Rather than giving written class quizzes based on material taken from a class textbook, students are given a quiz on their ability to interact with one another. Set students up in pairs and have them complete some type of information gap activity (object placement activities, half-a-crossword, half-a-script, etc.,) where both students are forced to communicate in order to discover missing information and complete an activity. Although the students feel the pressure of having to take a quiz, they enjoy the interactive nature of the quiz. More importantly, it serves as an evaluation of the students' communicative abilities.

Communicative and Interaction Based Homework Assignment

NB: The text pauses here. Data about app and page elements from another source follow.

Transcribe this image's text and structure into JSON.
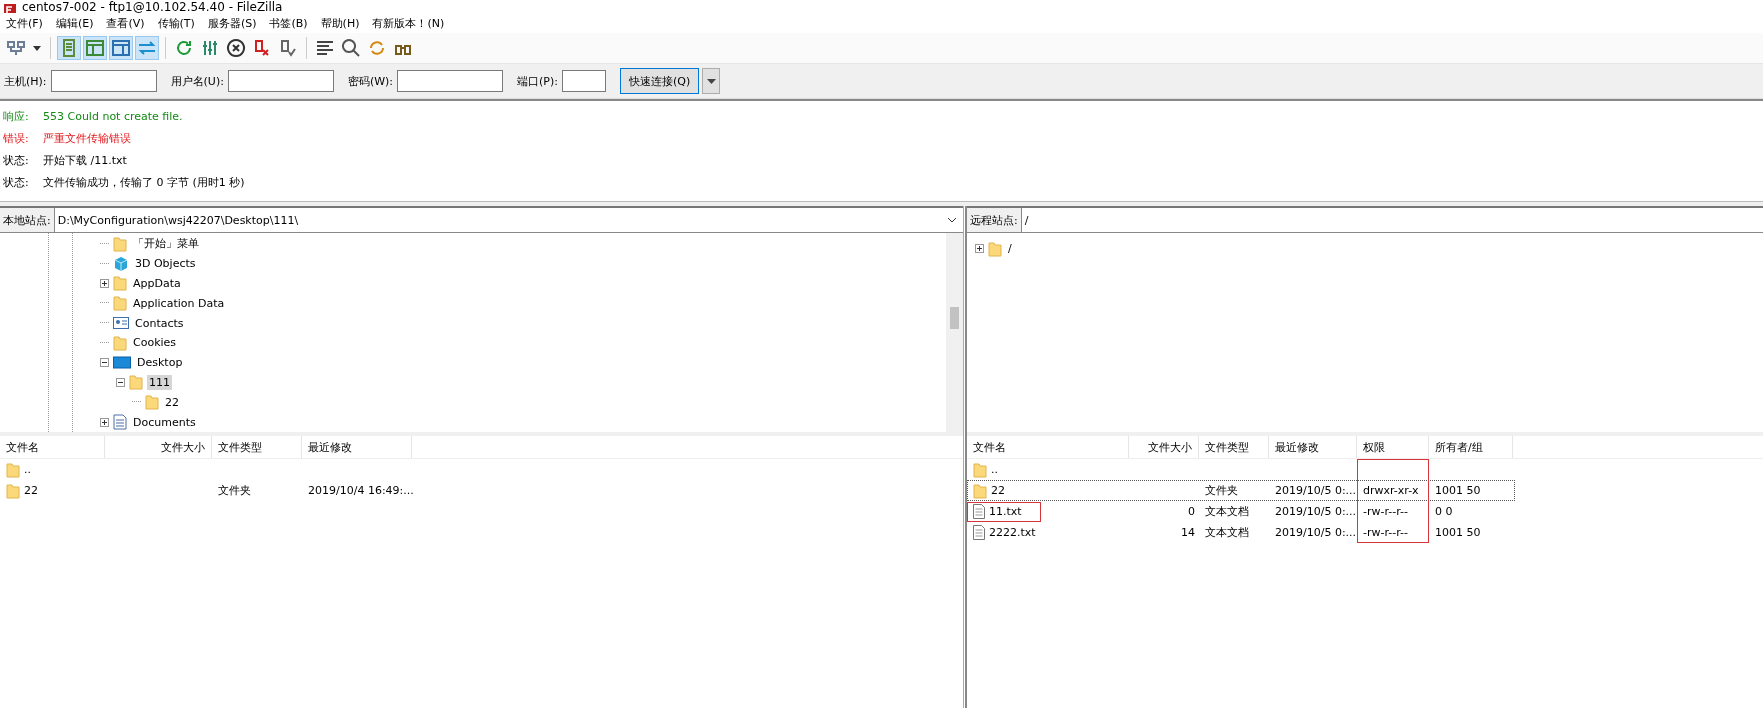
{
  "window": {
    "title": "centos7-002 - ftp1@10.102.54.40 - FileZilla"
  },
  "menu": [
    "文件(F)",
    "编辑(E)",
    "查看(V)",
    "传输(T)",
    "服务器(S)",
    "书签(B)",
    "帮助(H)",
    "有新版本！(N)"
  ],
  "toolbar": [
    {
      "kind": "sitemanager",
      "selected": false
    },
    {
      "kind": "log",
      "selected": true
    },
    {
      "kind": "localtree",
      "selected": true
    },
    {
      "kind": "remotetree",
      "selected": true
    },
    {
      "kind": "queue",
      "selected": true
    },
    {
      "kind": "refresh",
      "selected": false
    },
    {
      "kind": "process",
      "selected": false
    },
    {
      "kind": "cancel",
      "selected": false
    },
    {
      "kind": "disconnect",
      "selected": false
    },
    {
      "kind": "reconnect",
      "selected": false
    },
    {
      "kind": "filter",
      "selected": false
    },
    {
      "kind": "compare",
      "selected": false
    },
    {
      "kind": "sync",
      "selected": false
    },
    {
      "kind": "find",
      "selected": false
    }
  ],
  "quickconnect": {
    "fields": [
      {
        "label": "主机(H):",
        "kind": "wide"
      },
      {
        "label": "用户名(U):",
        "kind": "wide"
      },
      {
        "label": "密码(W):",
        "kind": "wide"
      },
      {
        "label": "端口(P):",
        "kind": "narrow"
      }
    ],
    "button": "快速连接(Q)"
  },
  "log": [
    {
      "prefix": "响应:",
      "text": "553 Could not create file.",
      "kind": "response"
    },
    {
      "prefix": "错误:",
      "text": "严重文件传输错误",
      "kind": "error"
    },
    {
      "prefix": "状态:",
      "text": "开始下载 /11.txt",
      "kind": "status"
    },
    {
      "prefix": "状态:",
      "text": "文件传输成功，传输了 0 字节 (用时1 秒)",
      "kind": "status"
    }
  ],
  "local": {
    "site_label": "本地站点:",
    "path": "D:\\MyConfiguration\\wsj42207\\Desktop\\111\\",
    "tree": [
      {
        "name": "「开始」菜单",
        "kind": "folder",
        "expandable": false,
        "selected": false
      },
      {
        "name": "3D Objects",
        "kind": "cube",
        "expandable": false,
        "selected": false
      },
      {
        "name": "AppData",
        "kind": "folder",
        "expandable": true,
        "expanded": false,
        "selected": false
      },
      {
        "name": "Application Data",
        "kind": "folder",
        "expandable": false,
        "selected": false
      },
      {
        "name": "Contacts",
        "kind": "contact",
        "expandable": false,
        "selected": false
      },
      {
        "name": "Cookies",
        "kind": "folder",
        "expandable": false,
        "selected": false
      },
      {
        "name": "Desktop",
        "kind": "desktop",
        "expandable": true,
        "expanded": true,
        "selected": false,
        "children": [
          {
            "name": "111",
            "kind": "folder",
            "expandable": true,
            "expanded": true,
            "selected": true,
            "children": [
              {
                "name": "22",
                "kind": "folder",
                "expandable": false,
                "selected": false
              }
            ]
          }
        ]
      },
      {
        "name": "Documents",
        "kind": "document",
        "expandable": true,
        "expanded": false,
        "selected": false
      }
    ],
    "columns": [
      "文件名",
      "文件大小",
      "文件类型",
      "最近修改"
    ],
    "files": [
      {
        "kind": "folder",
        "cells": [
          "..",
          "",
          "",
          ""
        ]
      },
      {
        "kind": "folder",
        "cells": [
          "22",
          "",
          "文件夹",
          "2019/10/4 16:49:..."
        ]
      }
    ]
  },
  "remote": {
    "site_label": "远程站点:",
    "path": "/",
    "tree": [
      {
        "name": "/",
        "kind": "folder",
        "expandable": true,
        "expanded": false,
        "selected": false
      }
    ],
    "columns": [
      {
        "label": "文件名",
        "marked": false
      },
      {
        "label": "文件大小",
        "marked": false
      },
      {
        "label": "文件类型",
        "marked": false
      },
      {
        "label": "最近修改",
        "marked": false
      },
      {
        "label": "权限",
        "marked": true
      },
      {
        "label": "所有者/组",
        "marked": false
      }
    ],
    "files": [
      {
        "kind": "folder",
        "focused": false,
        "name_marked": false,
        "cells": [
          "..",
          "",
          "",
          "",
          "",
          ""
        ]
      },
      {
        "kind": "folder",
        "focused": true,
        "name_marked": false,
        "cells": [
          "22",
          "",
          "文件夹",
          "2019/10/5 0:...",
          "drwxr-xr-x",
          "1001 50"
        ]
      },
      {
        "kind": "file",
        "focused": false,
        "name_marked": true,
        "cells": [
          "11.txt",
          "0",
          "文本文档",
          "2019/10/5 0:...",
          "-rw-r--r--",
          "0 0"
        ]
      },
      {
        "kind": "file",
        "focused": false,
        "name_marked": false,
        "cells": [
          "2222.txt",
          "14",
          "文本文档",
          "2019/10/5 0:...",
          "-rw-r--r--",
          "1001 50"
        ]
      }
    ]
  }
}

Another important facet of the course design for English conversation classes is coming up with homework activities that address and develop the students' English conversation skills. This can been accomplished by putting together a list of tasks that the students must complete on a weekly basis, and that for the most part include some type of interaction. Also, teachers should try to include a variety of interaction methods, including telephone conversations with the teacher, face-to-face meetings with the teacher, three-way discussions between a pair of students and the teacher, and e-mail correspondence with the teacher.   

In the first class of a semester I hand out a homework activity sheet that includes a variety of tasks that need to be completed on a weekly basis. Here is an example of what the weekly activities sheet might look like and a few ideas that I have used in the past:

Weekly Participation Homework Topics

First Week
Visit your teacher's office and give him some useful advice about how to live in Korea, or advice on understanding Korean culture. You must speak for at least two minutes.

Second Week
Send an e-mail to your teacher that describes your favorite entertainer. The e-mail must be between 8-10 lines.

Third Week
Call your teacher on his cellular phone and ask him how he is feeling. He will ask you for some advice on something. You will have to give him advice that will help to solve his problem. You must speak for at least two minutes.

Clearly, assigning such homework activities to a large group of students is a great deal of work for the teacher. You will want to organize the homework submissions around how many total students you have. If you have too many students to assign weekly interaction homework to each student, then you should consider bi-weekly assignments for each student with one group starting in week one and the second group starting in week two and alternating from there. Here are some of the ways that I have managed facilitate interaction and keep on top of the weekly homework assignments in.

How to Manage the Activities with a Large Class of Students

How to Facilitate Interaction During Activities


For EFL instructors teaching English conversation we need to continuously remind ourselves that our goal is to develop the conversation skills of our students. Large classroom settings are clearly not ideal for the teacher to facilitate such development. Yet, it is important for teachers not to get discouraged by this. A well planned course design that allows students plenty of interaction in groups and pairs, homework activities that address the development of conversation skills, classroom activities and tests that are relevant to conversation development, and the discipline to be able keep to this course design week in and week out will result in an English conversation course that lives up to its billing.


The Internet TESL Journal, Vol. X, No. 9, September 2004